WHAT TO DO: Your answer must be a single number: the count of lines in the entries below that hold "composer".

THE INPUT Start Marker

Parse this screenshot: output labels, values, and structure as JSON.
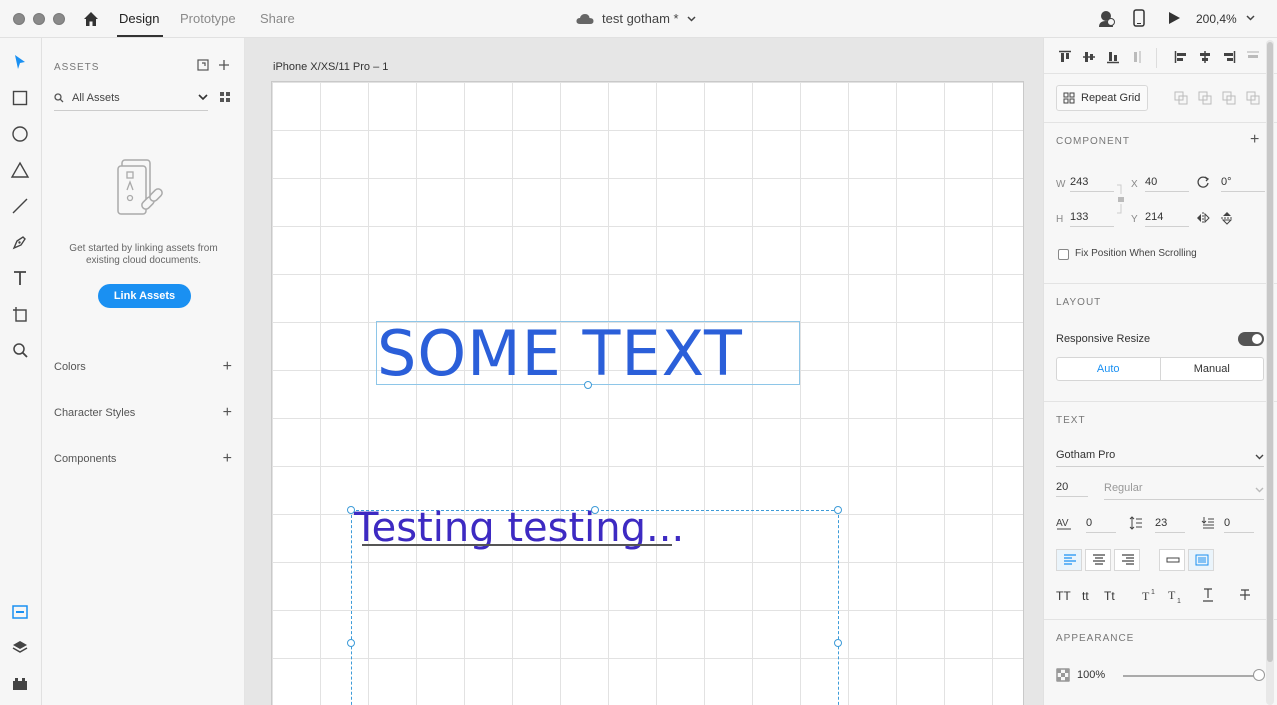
{
  "titlebar": {
    "tabs": [
      {
        "label": "Design",
        "active": true
      },
      {
        "label": "Prototype",
        "active": false
      },
      {
        "label": "Share",
        "active": false
      }
    ],
    "document_title": "test gotham *",
    "zoom": "200,4%"
  },
  "toolbar": {
    "tools": [
      "select-tool",
      "rectangle-tool",
      "ellipse-tool",
      "polygon-tool",
      "line-tool",
      "pen-tool",
      "text-tool",
      "artboard-tool",
      "zoom-tool"
    ],
    "bottom": [
      "assets-panel",
      "layers-panel",
      "plugins-panel"
    ]
  },
  "assets": {
    "title": "ASSETS",
    "filter_label": "All Assets",
    "empty_text": "Get started by linking assets from existing cloud documents.",
    "link_button": "Link Assets",
    "sections": [
      "Colors",
      "Character Styles",
      "Components"
    ]
  },
  "canvas": {
    "artboard_name": "iPhone X/XS/11 Pro – 1",
    "text1": "SOME TEXT",
    "text2": "Testing testing..."
  },
  "props": {
    "repeat_grid": "Repeat Grid",
    "component_label": "COMPONENT",
    "w_label": "W",
    "w": "243",
    "h_label": "H",
    "h": "133",
    "x_label": "X",
    "x": "40",
    "y_label": "Y",
    "y": "214",
    "rotation": "0°",
    "fix_position": "Fix Position When Scrolling",
    "layout_label": "LAYOUT",
    "responsive_resize": "Responsive Resize",
    "responsive_on": true,
    "seg_auto": "Auto",
    "seg_manual": "Manual",
    "text_label": "TEXT",
    "font_family": "Gotham Pro",
    "font_size": "20",
    "font_weight": "Regular",
    "char_spacing": "0",
    "line_spacing": "23",
    "para_spacing": "0",
    "text_styles": [
      "TT",
      "tt",
      "Tt"
    ],
    "appearance_label": "APPEARANCE",
    "opacity": "100%"
  },
  "colors": {
    "accent": "#1a90f2",
    "text1": "#2b5fd9",
    "text2": "#3d2ac2",
    "selection": "#3d9bd8"
  }
}
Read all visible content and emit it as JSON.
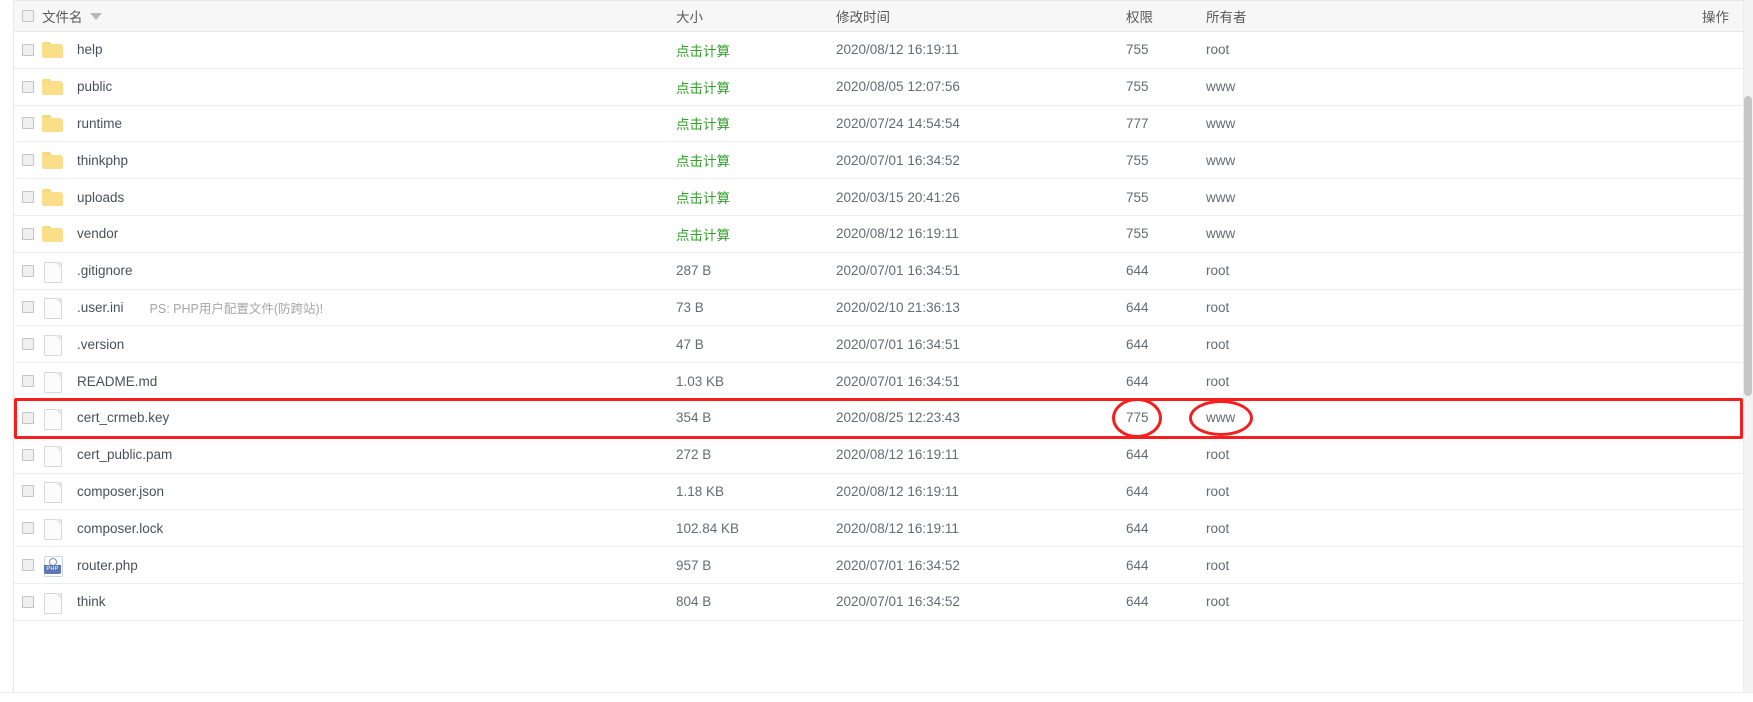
{
  "table": {
    "columns": [
      {
        "key": "name",
        "label": "文件名",
        "sortable": true,
        "sort_icon": "caret-down-icon"
      },
      {
        "key": "size",
        "label": "大小",
        "sortable": false
      },
      {
        "key": "mtime",
        "label": "修改时间",
        "sortable": false
      },
      {
        "key": "perm",
        "label": "权限",
        "sortable": false
      },
      {
        "key": "owner",
        "label": "所有者",
        "sortable": false
      },
      {
        "key": "op",
        "label": "操作",
        "sortable": false
      }
    ],
    "rows": [
      {
        "icon": "folder-icon",
        "name": "help",
        "note": "",
        "size": "点击计算",
        "size_is_link": true,
        "mtime": "2020/08/12 16:19:11",
        "perm": "755",
        "owner": "root"
      },
      {
        "icon": "folder-icon",
        "name": "public",
        "note": "",
        "size": "点击计算",
        "size_is_link": true,
        "mtime": "2020/08/05 12:07:56",
        "perm": "755",
        "owner": "www"
      },
      {
        "icon": "folder-icon",
        "name": "runtime",
        "note": "",
        "size": "点击计算",
        "size_is_link": true,
        "mtime": "2020/07/24 14:54:54",
        "perm": "777",
        "owner": "www"
      },
      {
        "icon": "folder-icon",
        "name": "thinkphp",
        "note": "",
        "size": "点击计算",
        "size_is_link": true,
        "mtime": "2020/07/01 16:34:52",
        "perm": "755",
        "owner": "www"
      },
      {
        "icon": "folder-icon",
        "name": "uploads",
        "note": "",
        "size": "点击计算",
        "size_is_link": true,
        "mtime": "2020/03/15 20:41:26",
        "perm": "755",
        "owner": "www"
      },
      {
        "icon": "folder-icon",
        "name": "vendor",
        "note": "",
        "size": "点击计算",
        "size_is_link": true,
        "mtime": "2020/08/12 16:19:11",
        "perm": "755",
        "owner": "www"
      },
      {
        "icon": "file-icon",
        "name": ".gitignore",
        "note": "",
        "size": "287 B",
        "size_is_link": false,
        "mtime": "2020/07/01 16:34:51",
        "perm": "644",
        "owner": "root"
      },
      {
        "icon": "file-icon",
        "name": ".user.ini",
        "note": "PS: PHP用户配置文件(防跨站)!",
        "size": "73 B",
        "size_is_link": false,
        "mtime": "2020/02/10 21:36:13",
        "perm": "644",
        "owner": "root"
      },
      {
        "icon": "file-icon",
        "name": ".version",
        "note": "",
        "size": "47 B",
        "size_is_link": false,
        "mtime": "2020/07/01 16:34:51",
        "perm": "644",
        "owner": "root"
      },
      {
        "icon": "file-icon",
        "name": "README.md",
        "note": "",
        "size": "1.03 KB",
        "size_is_link": false,
        "mtime": "2020/07/01 16:34:51",
        "perm": "644",
        "owner": "root"
      },
      {
        "icon": "file-icon",
        "name": "cert_crmeb.key",
        "note": "",
        "size": "354 B",
        "size_is_link": false,
        "mtime": "2020/08/25 12:23:43",
        "perm": "775",
        "owner": "www",
        "highlighted": true
      },
      {
        "icon": "file-icon",
        "name": "cert_public.pam",
        "note": "",
        "size": "272 B",
        "size_is_link": false,
        "mtime": "2020/08/12 16:19:11",
        "perm": "644",
        "owner": "root"
      },
      {
        "icon": "file-icon",
        "name": "composer.json",
        "note": "",
        "size": "1.18 KB",
        "size_is_link": false,
        "mtime": "2020/08/12 16:19:11",
        "perm": "644",
        "owner": "root"
      },
      {
        "icon": "file-icon",
        "name": "composer.lock",
        "note": "",
        "size": "102.84 KB",
        "size_is_link": false,
        "mtime": "2020/08/12 16:19:11",
        "perm": "644",
        "owner": "root"
      },
      {
        "icon": "php-icon",
        "name": "router.php",
        "note": "",
        "size": "957 B",
        "size_is_link": false,
        "mtime": "2020/07/01 16:34:52",
        "perm": "644",
        "owner": "root",
        "php_badge": "PHP"
      },
      {
        "icon": "file-icon",
        "name": "think",
        "note": "",
        "size": "804 B",
        "size_is_link": false,
        "mtime": "2020/07/01 16:34:52",
        "perm": "644",
        "owner": "root"
      }
    ]
  },
  "annotations": {
    "highlight_color": "#f42020",
    "row_rect": {
      "label": "cert_crmeb.key row outline"
    },
    "circle_perm": {
      "label": "775"
    },
    "circle_owner": {
      "label": "www"
    }
  },
  "colors": {
    "link_green": "#33a02c",
    "annotation_red": "#f42020",
    "folder_yellow": "#fade8a",
    "header_bg": "#f7f7f7"
  }
}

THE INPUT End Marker

RESPONSE: 2